## WHAT TO DO
Take each line from the entries that holds "plurk" and copy it out.

## EXCERPTED RECORDS

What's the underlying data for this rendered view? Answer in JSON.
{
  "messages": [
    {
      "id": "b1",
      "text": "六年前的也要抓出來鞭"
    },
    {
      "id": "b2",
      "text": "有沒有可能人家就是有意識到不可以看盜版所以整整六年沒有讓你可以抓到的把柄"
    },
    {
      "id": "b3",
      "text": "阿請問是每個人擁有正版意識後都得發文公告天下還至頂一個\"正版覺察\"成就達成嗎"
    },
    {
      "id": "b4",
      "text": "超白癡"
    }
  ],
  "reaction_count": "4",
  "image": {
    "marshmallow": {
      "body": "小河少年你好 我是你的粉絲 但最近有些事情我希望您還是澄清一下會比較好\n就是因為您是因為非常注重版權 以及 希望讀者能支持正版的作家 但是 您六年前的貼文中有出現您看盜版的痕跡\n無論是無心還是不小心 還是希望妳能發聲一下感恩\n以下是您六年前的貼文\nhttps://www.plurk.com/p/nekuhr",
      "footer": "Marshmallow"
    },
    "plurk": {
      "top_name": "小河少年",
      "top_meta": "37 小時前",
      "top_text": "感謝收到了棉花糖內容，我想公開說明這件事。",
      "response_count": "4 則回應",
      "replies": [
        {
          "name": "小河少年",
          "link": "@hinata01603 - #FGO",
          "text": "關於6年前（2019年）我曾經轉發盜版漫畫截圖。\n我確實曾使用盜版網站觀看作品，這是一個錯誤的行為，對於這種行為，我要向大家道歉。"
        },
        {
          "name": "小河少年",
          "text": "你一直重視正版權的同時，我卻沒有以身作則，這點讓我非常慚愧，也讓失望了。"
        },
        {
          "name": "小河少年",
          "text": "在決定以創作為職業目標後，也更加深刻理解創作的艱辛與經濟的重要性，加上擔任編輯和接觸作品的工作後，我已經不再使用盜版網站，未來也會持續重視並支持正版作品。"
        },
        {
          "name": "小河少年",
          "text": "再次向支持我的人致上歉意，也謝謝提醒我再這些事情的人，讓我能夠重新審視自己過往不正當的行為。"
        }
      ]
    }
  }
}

## RESPONSE TO THE TASK
      "body": "小河少年你好 我是你的粉絲 但最近有些事情我希望您還是澄清一下會比較好\n就是因為您是因為非常注重版權 以及 希望讀者能支持正版的作家 但是 您六年前的貼文中有出現您看盜版的痕跡\n無論是無心還是不小心 還是希望妳能發聲一下感恩\n以下是您六年前的貼文\nhttps://www.plurk.com/p/nekuhr",
    "plurk": {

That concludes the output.